Insert Phil Hartman doing the sarcastic clap here:
Strangely, we’re in a stage of the Phillies’ history where simply winning the division isn’t good enough. Call it the price of success. A few years ago the Phillies could get away with adding guys like Paul Abbott and J.D. Durbin to the rotation and no one would bat an eye.
That’s just the way they did things back then.
But with success comes expectations. So instead of Abbott and Durbin, or a trade to add a strong middle-of-the-rotation guy like Joe Blanton, we want more and Ruben Amaro and his posse know it.
So we get Rodrigo Lopez, a pitcher out of the game for two years after Tommy John surgery, instead of Abbott. Lopez once won 44 games in three seasons for some run-of-the-mill teams in Baltimore. He has pitched in a bandbox against the likes of the Yankees and Red Sox and come out on the other side to talk about it.
And after the surgery Lopez may have lost some of his velocity and snap in his curve, but he’s made up for it in savvy and experience. Not to compare the two, but sometimes it seems as if the guys who come back from serious surgery have the look of a guy who as been to war. They have seen some things – grown up. They nearly had something very valuable taken away from them and know how fleeting a baseball life can be.

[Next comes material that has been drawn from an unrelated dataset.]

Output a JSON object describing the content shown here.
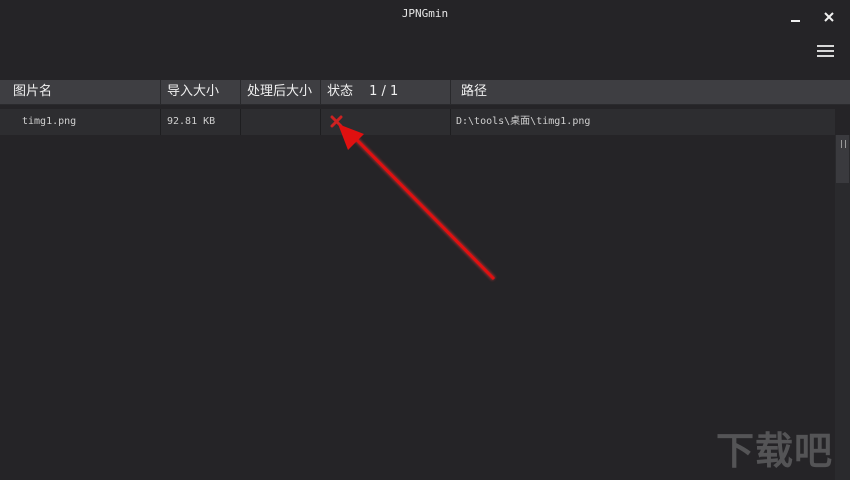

Lopez, however, hasn’t guaranteed himself anything even though he has been a cog in the new-look rotation that has allowed just two runs in the last 25 innings. That’s because Pedro Martinez threw 63-pitches over four innings of a simulated game on Tuesday morning. Chances are the three-time Cy Young Award winner will be ready for Major Leaguers by the first week of August, which just might mean curtains for Lopez.

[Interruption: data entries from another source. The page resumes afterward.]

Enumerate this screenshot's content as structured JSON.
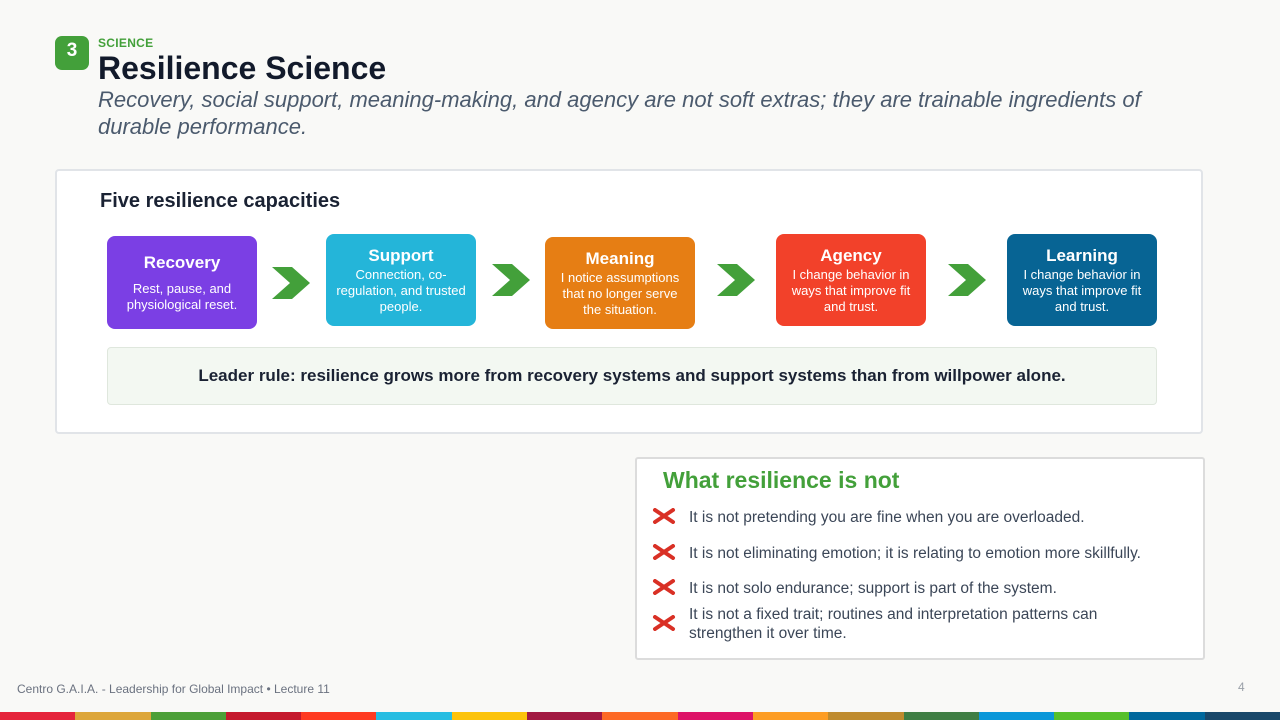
{
  "header": {
    "section_number": "3",
    "kicker": "SCIENCE",
    "title": "Resilience Science",
    "subtitle": "Recovery, social support, meaning-making, and agency are not soft extras; they are trainable ingredients of durable performance."
  },
  "capacities": {
    "title": "Five resilience capacities",
    "items": [
      {
        "name": "Recovery",
        "desc": "Rest, pause, and physiological reset.",
        "color": "#7b3fe4"
      },
      {
        "name": "Support",
        "desc": "Connection, co-regulation, and trusted people.",
        "color": "#24b5d9"
      },
      {
        "name": "Meaning",
        "desc": "I notice assumptions that no longer serve the situation.",
        "color": "#e67e14"
      },
      {
        "name": "Agency",
        "desc": "I change behavior in ways that improve fit and trust.",
        "color": "#f2412a"
      },
      {
        "name": "Learning",
        "desc": "I change behavior in ways that improve fit and trust.",
        "color": "#076494"
      }
    ],
    "arrow_color": "#43a03a",
    "leader_rule": "Leader rule: resilience grows more from recovery systems and support systems than from willpower alone."
  },
  "not_section": {
    "title": "What resilience is not",
    "icon": "red-x-icon",
    "items": [
      "It is not pretending you are fine when you are overloaded.",
      "It is not eliminating emotion; it is relating to emotion more skillfully.",
      "It is not solo endurance; support is part of the system.",
      "It is not a fixed trait; routines and interpretation patterns can strengthen it over time."
    ]
  },
  "footer": {
    "text": "Centro G.A.I.A. - Leadership for Global Impact • Lecture 11",
    "page_number": "4"
  },
  "sdg_colors": [
    "#e5243b",
    "#dda63a",
    "#4c9f38",
    "#c5192d",
    "#ff3a21",
    "#26bde2",
    "#fcc30b",
    "#a21942",
    "#fd6925",
    "#dd1367",
    "#fd9d24",
    "#bf8b2e",
    "#3f7e44",
    "#0a97d9",
    "#56c02b",
    "#00689d",
    "#19486a"
  ]
}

But what happens if the Phillies are able to swing a deal for ace Roy Halladay (or a pitcher of that ilk)? What happens if Amaro can make that type of deal and not lose J.A> Happ, who goes then? Jamie Moyer? Cole Hamels? Joe Blanton?
Definitely not Happ or Pedro.
Yes, these are strange times for the Phillies. Winning has a way of changing things more than we realize. Probably more than the Phillies realize, too.